[Extracted information]
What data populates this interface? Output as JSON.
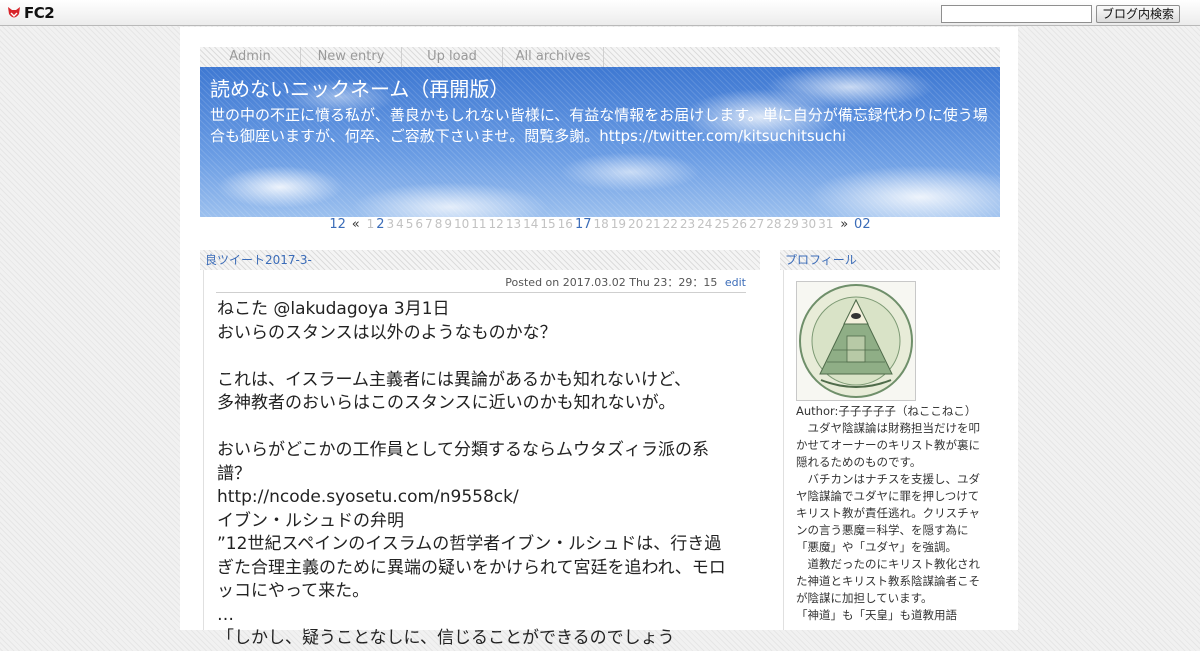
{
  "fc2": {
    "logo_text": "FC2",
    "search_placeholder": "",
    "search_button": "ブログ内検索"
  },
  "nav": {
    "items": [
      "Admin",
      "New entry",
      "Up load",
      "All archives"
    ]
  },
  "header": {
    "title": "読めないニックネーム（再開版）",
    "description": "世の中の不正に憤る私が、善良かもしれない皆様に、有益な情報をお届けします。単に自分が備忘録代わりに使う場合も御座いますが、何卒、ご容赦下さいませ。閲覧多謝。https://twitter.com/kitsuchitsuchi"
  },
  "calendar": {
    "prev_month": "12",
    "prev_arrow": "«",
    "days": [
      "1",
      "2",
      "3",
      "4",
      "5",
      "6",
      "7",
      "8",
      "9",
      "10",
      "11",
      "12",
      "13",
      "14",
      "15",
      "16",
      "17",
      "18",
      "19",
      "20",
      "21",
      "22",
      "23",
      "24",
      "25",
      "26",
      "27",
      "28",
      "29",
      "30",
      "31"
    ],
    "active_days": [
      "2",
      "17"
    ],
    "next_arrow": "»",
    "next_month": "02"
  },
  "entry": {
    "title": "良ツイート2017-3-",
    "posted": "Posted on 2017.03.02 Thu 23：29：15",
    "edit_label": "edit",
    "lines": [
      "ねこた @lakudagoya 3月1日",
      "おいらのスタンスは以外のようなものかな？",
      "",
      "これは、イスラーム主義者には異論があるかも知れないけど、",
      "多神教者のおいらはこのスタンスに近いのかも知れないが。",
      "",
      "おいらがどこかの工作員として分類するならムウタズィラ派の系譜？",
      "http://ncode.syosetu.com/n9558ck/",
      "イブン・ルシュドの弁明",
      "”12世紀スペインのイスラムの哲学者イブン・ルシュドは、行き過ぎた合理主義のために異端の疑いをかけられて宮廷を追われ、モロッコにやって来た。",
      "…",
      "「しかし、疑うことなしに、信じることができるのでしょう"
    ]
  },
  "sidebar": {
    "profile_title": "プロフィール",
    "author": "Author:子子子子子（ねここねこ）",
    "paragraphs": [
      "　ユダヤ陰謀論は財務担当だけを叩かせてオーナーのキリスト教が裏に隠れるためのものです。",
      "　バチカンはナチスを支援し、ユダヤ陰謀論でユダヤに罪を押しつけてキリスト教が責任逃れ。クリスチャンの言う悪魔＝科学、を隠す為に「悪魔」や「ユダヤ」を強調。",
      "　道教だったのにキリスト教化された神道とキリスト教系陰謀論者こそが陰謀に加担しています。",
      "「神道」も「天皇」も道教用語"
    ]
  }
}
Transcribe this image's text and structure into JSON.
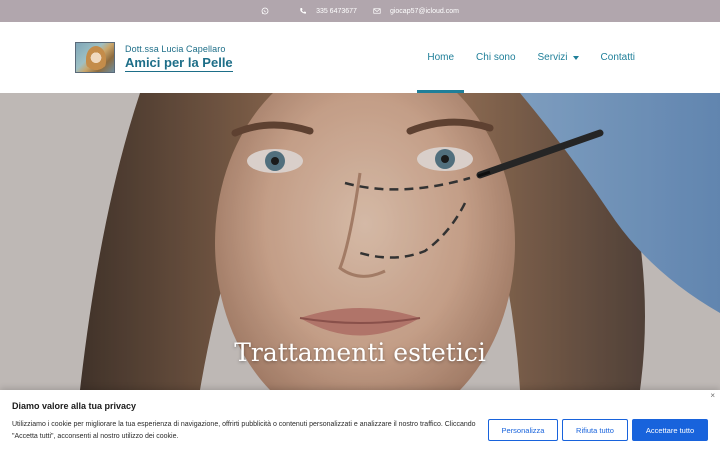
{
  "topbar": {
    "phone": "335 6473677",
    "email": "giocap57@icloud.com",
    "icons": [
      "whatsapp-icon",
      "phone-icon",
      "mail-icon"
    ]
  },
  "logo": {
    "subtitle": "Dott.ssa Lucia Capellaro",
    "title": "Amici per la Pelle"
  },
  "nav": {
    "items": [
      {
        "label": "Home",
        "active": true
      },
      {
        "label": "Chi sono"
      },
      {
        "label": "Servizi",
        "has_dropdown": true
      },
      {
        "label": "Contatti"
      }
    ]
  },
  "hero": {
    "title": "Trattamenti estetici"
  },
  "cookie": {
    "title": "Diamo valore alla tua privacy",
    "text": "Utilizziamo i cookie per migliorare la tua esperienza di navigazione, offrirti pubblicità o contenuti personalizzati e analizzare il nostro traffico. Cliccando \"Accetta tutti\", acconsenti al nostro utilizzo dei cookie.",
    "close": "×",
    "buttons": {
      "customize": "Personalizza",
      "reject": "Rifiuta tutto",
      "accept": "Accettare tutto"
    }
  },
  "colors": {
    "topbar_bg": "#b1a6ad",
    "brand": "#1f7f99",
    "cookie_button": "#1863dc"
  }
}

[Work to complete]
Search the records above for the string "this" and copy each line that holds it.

[Output of the task]
What data populates this interface? Output as JSON.
Transcribe this image's text and structure into JSON.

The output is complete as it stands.